#### Aim of the task
Retype the records exactly.

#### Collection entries
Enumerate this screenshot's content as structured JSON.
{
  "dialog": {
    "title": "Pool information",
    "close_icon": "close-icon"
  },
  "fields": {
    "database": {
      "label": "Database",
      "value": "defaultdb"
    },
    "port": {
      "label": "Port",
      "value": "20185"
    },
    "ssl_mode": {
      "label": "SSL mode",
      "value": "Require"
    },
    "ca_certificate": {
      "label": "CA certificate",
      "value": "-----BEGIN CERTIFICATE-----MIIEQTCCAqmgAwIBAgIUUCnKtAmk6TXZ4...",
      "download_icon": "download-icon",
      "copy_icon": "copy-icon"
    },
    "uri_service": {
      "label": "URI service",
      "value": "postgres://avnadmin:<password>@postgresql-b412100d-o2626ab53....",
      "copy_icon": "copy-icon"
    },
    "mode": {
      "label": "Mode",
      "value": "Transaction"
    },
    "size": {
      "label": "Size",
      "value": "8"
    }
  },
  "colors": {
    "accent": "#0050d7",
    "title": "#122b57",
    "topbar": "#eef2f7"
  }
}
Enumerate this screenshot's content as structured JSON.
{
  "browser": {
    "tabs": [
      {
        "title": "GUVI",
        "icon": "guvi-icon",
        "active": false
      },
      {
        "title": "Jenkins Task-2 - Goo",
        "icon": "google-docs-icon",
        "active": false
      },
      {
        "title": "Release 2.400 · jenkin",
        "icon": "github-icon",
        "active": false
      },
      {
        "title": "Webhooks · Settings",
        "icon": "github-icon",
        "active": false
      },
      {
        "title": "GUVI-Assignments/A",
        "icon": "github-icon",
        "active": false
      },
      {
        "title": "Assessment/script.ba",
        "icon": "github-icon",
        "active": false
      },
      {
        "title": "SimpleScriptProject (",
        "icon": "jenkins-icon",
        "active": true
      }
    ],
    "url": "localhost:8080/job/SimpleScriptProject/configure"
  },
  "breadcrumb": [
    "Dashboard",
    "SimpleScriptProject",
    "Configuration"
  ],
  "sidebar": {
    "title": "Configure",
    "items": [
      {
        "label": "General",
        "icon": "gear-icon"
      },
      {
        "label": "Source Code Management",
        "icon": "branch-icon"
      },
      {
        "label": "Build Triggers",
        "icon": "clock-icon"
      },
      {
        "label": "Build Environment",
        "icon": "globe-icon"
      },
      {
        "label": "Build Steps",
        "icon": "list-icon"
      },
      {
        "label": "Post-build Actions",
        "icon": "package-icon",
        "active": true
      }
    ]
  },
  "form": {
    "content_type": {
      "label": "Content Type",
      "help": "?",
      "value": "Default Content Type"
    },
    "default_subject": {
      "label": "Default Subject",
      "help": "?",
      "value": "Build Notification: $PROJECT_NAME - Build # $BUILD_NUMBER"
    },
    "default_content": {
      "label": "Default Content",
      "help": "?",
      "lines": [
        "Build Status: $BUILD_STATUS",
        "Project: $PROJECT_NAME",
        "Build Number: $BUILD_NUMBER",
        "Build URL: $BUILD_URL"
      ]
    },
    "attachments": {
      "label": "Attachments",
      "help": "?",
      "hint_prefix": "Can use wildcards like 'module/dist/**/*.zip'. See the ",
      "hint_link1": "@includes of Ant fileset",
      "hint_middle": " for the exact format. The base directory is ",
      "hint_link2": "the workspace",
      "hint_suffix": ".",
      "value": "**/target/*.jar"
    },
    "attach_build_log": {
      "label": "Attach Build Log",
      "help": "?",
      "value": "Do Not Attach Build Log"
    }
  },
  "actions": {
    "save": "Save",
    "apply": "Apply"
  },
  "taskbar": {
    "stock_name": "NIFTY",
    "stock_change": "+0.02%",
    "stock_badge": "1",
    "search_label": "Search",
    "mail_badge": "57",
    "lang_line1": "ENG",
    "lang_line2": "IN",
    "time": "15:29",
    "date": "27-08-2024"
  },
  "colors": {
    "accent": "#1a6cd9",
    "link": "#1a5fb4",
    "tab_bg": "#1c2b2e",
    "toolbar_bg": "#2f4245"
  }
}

#### Result
Enumerate this screenshot's content as structured JSON.
{
  "dialog": {
    "title": "Pool information",
    "close_icon": "close-icon"
  },
  "fields": {
    "database": {
      "label": "Database",
      "value": "defaultdb"
    },
    "port": {
      "label": "Port",
      "value": "20185"
    },
    "ssl_mode": {
      "label": "SSL mode",
      "value": "Require"
    },
    "ca_certificate": {
      "label": "CA certificate",
      "value": "-----BEGIN CERTIFICATE-----MIIEQTCCAqmgAwIBAgIUUCnKtAmk6TXZ4...",
      "download_icon": "download-icon",
      "copy_icon": "copy-icon"
    },
    "uri_service": {
      "label": "URI service",
      "value": "postgres://avnadmin:<password>@postgresql-b412100d-o2626ab53....",
      "copy_icon": "copy-icon"
    },
    "mode": {
      "label": "Mode",
      "value": "Transaction"
    },
    "size": {
      "label": "Size",
      "value": "8"
    }
  },
  "colors": {
    "accent": "#0050d7",
    "title": "#122b57",
    "topbar": "#eef2f7"
  }
}
Enumerate this screenshot's content as structured JSON.
{
  "browser": {
    "tabs": [
      {
        "title": "GUVI",
        "icon": "guvi-icon",
        "active": false
      },
      {
        "title": "Jenkins Task-2 - Goo",
        "icon": "google-docs-icon",
        "active": false
      },
      {
        "title": "Release 2.400 · jenkin",
        "icon": "github-icon",
        "active": false
      },
      {
        "title": "Webhooks · Settings",
        "icon": "github-icon",
        "active": false
      },
      {
        "title": "GUVI-Assignments/A",
        "icon": "github-icon",
        "active": false
      },
      {
        "title": "Assessment/script.ba",
        "icon": "github-icon",
        "active": false
      },
      {
        "title": "SimpleScriptProject (",
        "icon": "jenkins-icon",
        "active": true
      }
    ],
    "url": "localhost:8080/job/SimpleScriptProject/configure"
  },
  "breadcrumb": [
    "Dashboard",
    "SimpleScriptProject",
    "Configuration"
  ],
  "sidebar": {
    "title": "Configure",
    "items": [
      {
        "label": "General",
        "icon": "gear-icon"
      },
      {
        "label": "Source Code Management",
        "icon": "branch-icon"
      },
      {
        "label": "Build Triggers",
        "icon": "clock-icon"
      },
      {
        "label": "Build Environment",
        "icon": "globe-icon"
      },
      {
        "label": "Build Steps",
        "icon": "list-icon"
      },
      {
        "label": "Post-build Actions",
        "icon": "package-icon",
        "active": true
      }
    ]
  },
  "form": {
    "content_type": {
      "label": "Content Type",
      "help": "?",
      "value": "Default Content Type"
    },
    "default_subject": {
      "label": "Default Subject",
      "help": "?",
      "value": "Build Notification: $PROJECT_NAME - Build # $BUILD_NUMBER"
    },
    "default_content": {
      "label": "Default Content",
      "help": "?",
      "lines": [
        "Build Status: $BUILD_STATUS",
        "Project: $PROJECT_NAME",
        "Build Number: $BUILD_NUMBER",
        "Build URL: $BUILD_URL"
      ]
    },
    "attachments": {
      "label": "Attachments",
      "help": "?",
      "hint_prefix": "Can use wildcards like 'module/dist/**/*.zip'. See the ",
      "hint_link1": "@includes of Ant fileset",
      "hint_middle": " for the exact format. The base directory is ",
      "hint_link2": "the workspace",
      "hint_suffix": ".",
      "value": "**/target/*.jar"
    },
    "attach_build_log": {
      "label": "Attach Build Log",
      "help": "?",
      "value": "Do Not Attach Build Log"
    }
  },
  "actions": {
    "save": "Save",
    "apply": "Apply"
  },
  "taskbar": {
    "stock_name": "NIFTY",
    "stock_change": "+0.02%",
    "stock_badge": "1",
    "search_label": "Search",
    "mail_badge": "57",
    "lang_line1": "ENG",
    "lang_line2": "IN",
    "time": "15:29",
    "date": "27-08-2024"
  },
  "colors": {
    "accent": "#1a6cd9",
    "link": "#1a5fb4",
    "tab_bg": "#1c2b2e",
    "toolbar_bg": "#2f4245"
  }
}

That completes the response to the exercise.